## EXERCISE DETAILS
Please give nothing except the number of lines in the records below that include the word "true".

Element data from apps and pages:
════
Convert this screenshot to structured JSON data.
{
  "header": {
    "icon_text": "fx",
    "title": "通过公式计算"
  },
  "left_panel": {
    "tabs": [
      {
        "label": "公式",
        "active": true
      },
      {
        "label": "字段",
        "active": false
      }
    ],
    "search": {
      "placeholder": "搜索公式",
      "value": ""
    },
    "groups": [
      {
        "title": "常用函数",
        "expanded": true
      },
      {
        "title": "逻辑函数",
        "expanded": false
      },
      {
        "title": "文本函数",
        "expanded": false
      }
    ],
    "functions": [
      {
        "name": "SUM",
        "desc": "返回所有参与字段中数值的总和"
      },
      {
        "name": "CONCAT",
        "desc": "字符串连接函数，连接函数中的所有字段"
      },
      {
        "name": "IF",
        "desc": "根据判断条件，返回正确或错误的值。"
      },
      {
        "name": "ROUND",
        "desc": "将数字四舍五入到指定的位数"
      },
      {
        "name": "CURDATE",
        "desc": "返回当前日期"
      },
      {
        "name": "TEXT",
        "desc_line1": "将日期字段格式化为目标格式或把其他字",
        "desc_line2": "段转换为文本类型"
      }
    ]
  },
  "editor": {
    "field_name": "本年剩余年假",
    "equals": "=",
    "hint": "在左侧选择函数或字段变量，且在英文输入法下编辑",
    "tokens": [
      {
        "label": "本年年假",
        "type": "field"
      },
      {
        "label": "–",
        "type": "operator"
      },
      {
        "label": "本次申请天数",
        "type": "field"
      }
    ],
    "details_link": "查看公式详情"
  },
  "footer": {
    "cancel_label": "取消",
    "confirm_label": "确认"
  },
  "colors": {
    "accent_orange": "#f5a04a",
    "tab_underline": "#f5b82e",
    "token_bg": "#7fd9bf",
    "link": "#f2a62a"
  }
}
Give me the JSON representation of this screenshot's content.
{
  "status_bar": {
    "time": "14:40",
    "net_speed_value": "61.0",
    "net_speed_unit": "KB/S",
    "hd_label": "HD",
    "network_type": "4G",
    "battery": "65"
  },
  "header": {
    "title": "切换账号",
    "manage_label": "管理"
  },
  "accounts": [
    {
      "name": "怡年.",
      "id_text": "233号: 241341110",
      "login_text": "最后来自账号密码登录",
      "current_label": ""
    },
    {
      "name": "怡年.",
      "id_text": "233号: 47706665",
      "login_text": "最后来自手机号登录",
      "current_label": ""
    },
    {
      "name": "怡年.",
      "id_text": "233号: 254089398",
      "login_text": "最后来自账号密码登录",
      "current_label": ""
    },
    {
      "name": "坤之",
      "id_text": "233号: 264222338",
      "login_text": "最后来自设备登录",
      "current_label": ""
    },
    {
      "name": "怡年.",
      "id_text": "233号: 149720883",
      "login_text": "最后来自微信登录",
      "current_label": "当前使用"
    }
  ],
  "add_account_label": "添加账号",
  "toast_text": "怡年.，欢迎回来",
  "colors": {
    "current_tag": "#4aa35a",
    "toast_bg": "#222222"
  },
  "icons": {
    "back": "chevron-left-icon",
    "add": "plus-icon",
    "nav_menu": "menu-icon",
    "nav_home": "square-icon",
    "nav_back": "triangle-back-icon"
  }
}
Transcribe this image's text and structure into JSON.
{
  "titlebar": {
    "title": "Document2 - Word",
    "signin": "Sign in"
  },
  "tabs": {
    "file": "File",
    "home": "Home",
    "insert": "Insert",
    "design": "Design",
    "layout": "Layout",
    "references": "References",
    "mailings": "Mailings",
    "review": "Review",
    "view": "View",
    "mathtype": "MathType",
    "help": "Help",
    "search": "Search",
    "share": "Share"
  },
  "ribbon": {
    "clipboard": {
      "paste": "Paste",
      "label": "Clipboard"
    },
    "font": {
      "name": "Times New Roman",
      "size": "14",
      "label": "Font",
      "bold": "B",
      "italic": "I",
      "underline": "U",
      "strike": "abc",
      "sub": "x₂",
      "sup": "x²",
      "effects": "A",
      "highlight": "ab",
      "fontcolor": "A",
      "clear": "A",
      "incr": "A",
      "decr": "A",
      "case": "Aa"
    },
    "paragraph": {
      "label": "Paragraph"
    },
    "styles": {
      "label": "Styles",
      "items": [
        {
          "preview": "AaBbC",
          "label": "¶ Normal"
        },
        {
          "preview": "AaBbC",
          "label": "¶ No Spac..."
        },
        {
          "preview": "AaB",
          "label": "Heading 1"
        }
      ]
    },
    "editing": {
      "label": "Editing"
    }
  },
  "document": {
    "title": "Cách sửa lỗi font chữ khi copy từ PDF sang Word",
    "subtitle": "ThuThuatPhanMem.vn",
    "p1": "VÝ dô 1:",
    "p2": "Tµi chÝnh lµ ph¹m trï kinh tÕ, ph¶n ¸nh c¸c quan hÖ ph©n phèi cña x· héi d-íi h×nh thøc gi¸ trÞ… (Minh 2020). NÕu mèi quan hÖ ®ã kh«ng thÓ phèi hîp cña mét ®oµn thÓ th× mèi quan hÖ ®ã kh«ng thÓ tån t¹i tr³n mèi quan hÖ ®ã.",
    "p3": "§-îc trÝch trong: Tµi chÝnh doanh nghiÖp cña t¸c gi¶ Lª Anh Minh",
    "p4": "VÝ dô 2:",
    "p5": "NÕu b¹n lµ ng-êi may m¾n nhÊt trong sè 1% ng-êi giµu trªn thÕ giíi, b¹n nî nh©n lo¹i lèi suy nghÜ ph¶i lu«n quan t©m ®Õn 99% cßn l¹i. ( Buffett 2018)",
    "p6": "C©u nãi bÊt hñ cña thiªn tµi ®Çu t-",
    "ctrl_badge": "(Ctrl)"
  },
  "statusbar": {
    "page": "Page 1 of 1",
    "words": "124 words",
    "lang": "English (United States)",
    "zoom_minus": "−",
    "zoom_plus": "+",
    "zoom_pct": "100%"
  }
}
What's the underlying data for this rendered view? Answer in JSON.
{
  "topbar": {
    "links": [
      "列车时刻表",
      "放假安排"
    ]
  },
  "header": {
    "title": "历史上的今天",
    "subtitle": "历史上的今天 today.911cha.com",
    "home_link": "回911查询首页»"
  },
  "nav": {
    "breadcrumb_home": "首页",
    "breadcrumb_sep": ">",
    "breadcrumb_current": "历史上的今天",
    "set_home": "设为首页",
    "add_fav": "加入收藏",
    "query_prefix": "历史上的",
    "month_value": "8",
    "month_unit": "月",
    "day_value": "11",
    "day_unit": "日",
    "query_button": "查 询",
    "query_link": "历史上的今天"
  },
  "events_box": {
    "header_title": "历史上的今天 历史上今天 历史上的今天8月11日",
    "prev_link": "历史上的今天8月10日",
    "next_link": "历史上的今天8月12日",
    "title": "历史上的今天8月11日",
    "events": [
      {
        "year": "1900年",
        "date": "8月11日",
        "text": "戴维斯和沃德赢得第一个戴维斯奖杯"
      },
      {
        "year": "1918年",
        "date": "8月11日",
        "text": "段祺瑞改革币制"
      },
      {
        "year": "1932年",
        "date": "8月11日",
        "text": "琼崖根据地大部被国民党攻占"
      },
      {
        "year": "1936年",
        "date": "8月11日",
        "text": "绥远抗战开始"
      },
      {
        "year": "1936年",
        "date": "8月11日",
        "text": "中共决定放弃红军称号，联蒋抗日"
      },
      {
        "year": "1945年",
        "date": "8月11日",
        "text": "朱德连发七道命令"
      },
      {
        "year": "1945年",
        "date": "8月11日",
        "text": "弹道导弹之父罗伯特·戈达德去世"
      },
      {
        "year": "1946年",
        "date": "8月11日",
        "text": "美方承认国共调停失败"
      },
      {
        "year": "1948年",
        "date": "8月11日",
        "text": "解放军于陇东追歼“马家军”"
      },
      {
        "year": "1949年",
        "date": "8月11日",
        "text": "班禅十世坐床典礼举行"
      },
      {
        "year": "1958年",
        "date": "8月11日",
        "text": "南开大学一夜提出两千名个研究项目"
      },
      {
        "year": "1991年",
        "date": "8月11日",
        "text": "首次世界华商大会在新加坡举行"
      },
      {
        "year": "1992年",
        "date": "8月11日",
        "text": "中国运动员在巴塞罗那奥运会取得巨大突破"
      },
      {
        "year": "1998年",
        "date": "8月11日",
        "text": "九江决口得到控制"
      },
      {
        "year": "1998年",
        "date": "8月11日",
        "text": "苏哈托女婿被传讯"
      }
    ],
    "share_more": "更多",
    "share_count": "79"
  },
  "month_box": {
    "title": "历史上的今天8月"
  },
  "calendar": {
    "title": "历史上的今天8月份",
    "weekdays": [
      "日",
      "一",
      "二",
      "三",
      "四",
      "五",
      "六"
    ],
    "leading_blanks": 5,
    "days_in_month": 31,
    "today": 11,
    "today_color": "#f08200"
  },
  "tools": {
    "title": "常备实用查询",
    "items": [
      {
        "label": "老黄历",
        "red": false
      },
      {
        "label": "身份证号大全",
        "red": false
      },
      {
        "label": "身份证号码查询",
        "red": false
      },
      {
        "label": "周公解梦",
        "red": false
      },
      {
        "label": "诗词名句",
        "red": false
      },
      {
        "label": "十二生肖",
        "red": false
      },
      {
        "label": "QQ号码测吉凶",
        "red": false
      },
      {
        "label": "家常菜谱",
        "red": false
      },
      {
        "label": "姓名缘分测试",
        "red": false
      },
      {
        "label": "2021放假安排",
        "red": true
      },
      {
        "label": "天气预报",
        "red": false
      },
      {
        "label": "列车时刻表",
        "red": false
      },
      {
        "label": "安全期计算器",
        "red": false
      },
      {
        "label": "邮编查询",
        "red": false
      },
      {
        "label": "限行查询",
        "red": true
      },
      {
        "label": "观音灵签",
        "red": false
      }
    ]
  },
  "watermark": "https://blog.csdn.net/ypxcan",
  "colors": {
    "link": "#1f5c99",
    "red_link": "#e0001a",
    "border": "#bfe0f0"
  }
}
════
## RESPONSE TO THIS EXERCISE
4